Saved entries
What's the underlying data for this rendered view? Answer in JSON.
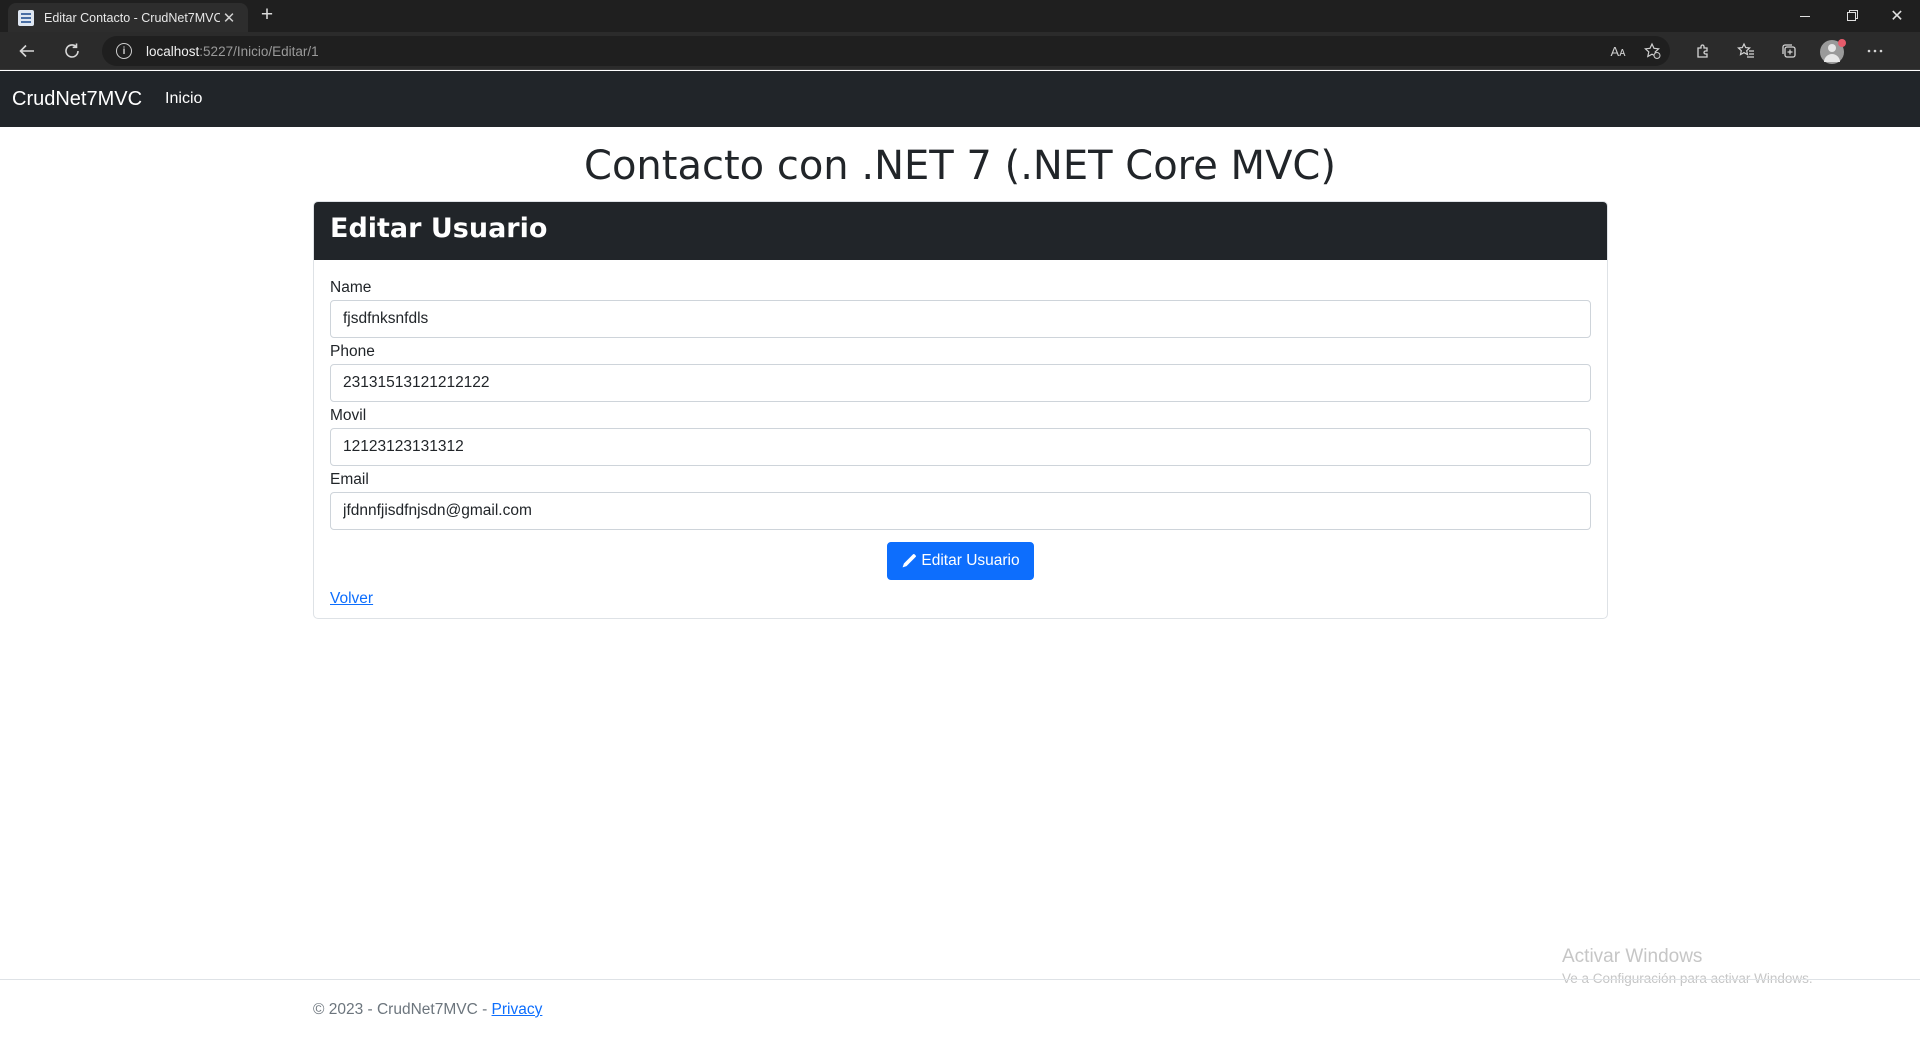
{
  "browser": {
    "tab_title": "Editar Contacto - CrudNet7MVC",
    "tab_close": "✕",
    "new_tab": "+",
    "url_host": "localhost",
    "url_rest": ":5227/Inicio/Editar/1",
    "read_aloud": "Aᴀ",
    "window": {
      "minimize": "",
      "restore": "",
      "close": "✕"
    }
  },
  "navbar": {
    "brand": "CrudNet7MVC",
    "links": [
      {
        "label": "Inicio"
      }
    ]
  },
  "page": {
    "title": "Contacto con .NET 7 (.NET Core MVC)"
  },
  "card": {
    "header": "Editar Usuario",
    "fields": [
      {
        "label": "Name",
        "value": "fjsdfnksnfdls"
      },
      {
        "label": "Phone",
        "value": "23131513121212122"
      },
      {
        "label": "Movil",
        "value": "12123123131312"
      },
      {
        "label": "Email",
        "value": "jfdnnfjisdfnjsdn@gmail.com"
      }
    ],
    "submit_label": "Editar Usuario",
    "back_label": "Volver"
  },
  "footer": {
    "text": "© 2023 - CrudNet7MVC - ",
    "privacy_label": "Privacy"
  },
  "watermark": {
    "title": "Activar Windows",
    "subtitle": "Ve a Configuración para activar Windows."
  },
  "colors": {
    "navbar": "#212529",
    "primary": "#0d6efd",
    "chrome": "#1f1f1f"
  }
}
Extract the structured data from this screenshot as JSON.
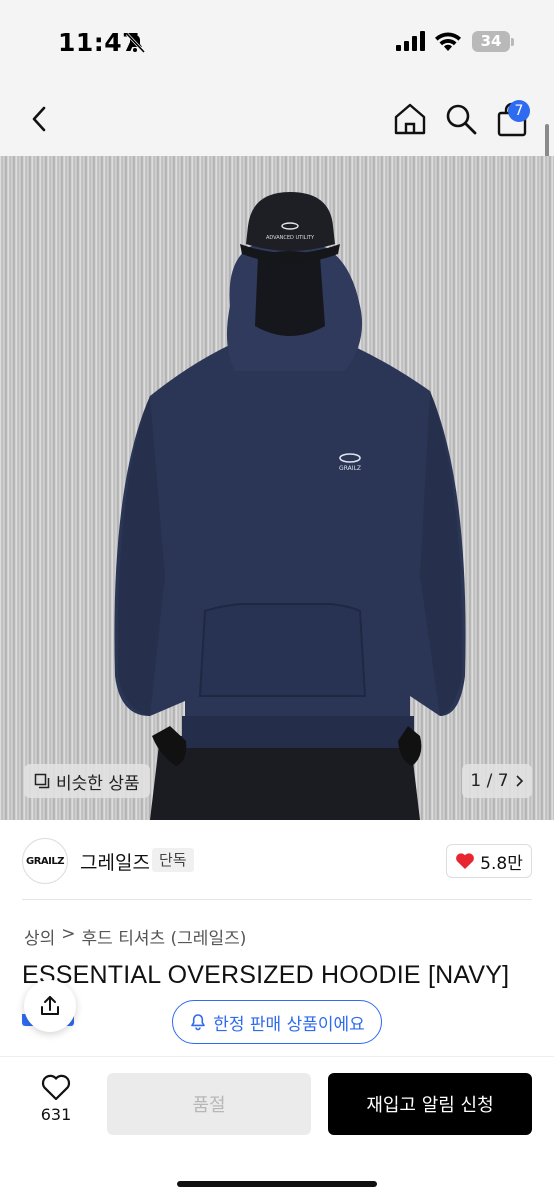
{
  "status_bar": {
    "time": "11:47",
    "battery": "34",
    "icons": [
      "bell-muted-icon",
      "signal-icon",
      "wifi-icon",
      "battery-icon"
    ]
  },
  "nav": {
    "icons": [
      "back-icon",
      "home-icon",
      "search-icon",
      "shopping-bag-icon"
    ],
    "cart_count": "7"
  },
  "gallery": {
    "similar_label": "비슷한 상품",
    "counter": "1 / 7",
    "image_logo_text": "GRAILZ",
    "cap_text": "ADVANCED UTILITY"
  },
  "brand": {
    "logo_text": "GRAILZ",
    "name": "그레일즈",
    "tag": "단독",
    "likes": "5.8만"
  },
  "product": {
    "breadcrumb": [
      "상의",
      "후드 티셔츠 (그레일즈)"
    ],
    "title": "ESSENTIAL OVERSIZED HOODIE [NAVY]"
  },
  "notice": {
    "limited_label": "한정 판매 상품이에요"
  },
  "actions": {
    "wish_count": "631",
    "soldout_label": "품절",
    "restock_label": "재입고 알림 신청"
  },
  "colors": {
    "accent": "#2f6bf0",
    "heart": "#e8262f",
    "primary_button": "#000000"
  }
}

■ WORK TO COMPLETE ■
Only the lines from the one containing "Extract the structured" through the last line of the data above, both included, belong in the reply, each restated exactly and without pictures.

■ SOLUTION ■
Extract the structured data from this screenshot as JSON.
{
  "status_bar": {
    "time": "11:47",
    "battery": "34",
    "icons": [
      "bell-muted-icon",
      "signal-icon",
      "wifi-icon",
      "battery-icon"
    ]
  },
  "nav": {
    "icons": [
      "back-icon",
      "home-icon",
      "search-icon",
      "shopping-bag-icon"
    ],
    "cart_count": "7"
  },
  "gallery": {
    "similar_label": "비슷한 상품",
    "counter": "1 / 7",
    "image_logo_text": "GRAILZ",
    "cap_text": "ADVANCED UTILITY"
  },
  "brand": {
    "logo_text": "GRAILZ",
    "name": "그레일즈",
    "tag": "단독",
    "likes": "5.8만"
  },
  "product": {
    "breadcrumb": [
      "상의",
      "후드 티셔츠 (그레일즈)"
    ],
    "title": "ESSENTIAL OVERSIZED HOODIE [NAVY]"
  },
  "notice": {
    "limited_label": "한정 판매 상품이에요"
  },
  "actions": {
    "wish_count": "631",
    "soldout_label": "품절",
    "restock_label": "재입고 알림 신청"
  },
  "colors": {
    "accent": "#2f6bf0",
    "heart": "#e8262f",
    "primary_button": "#000000"
  }
}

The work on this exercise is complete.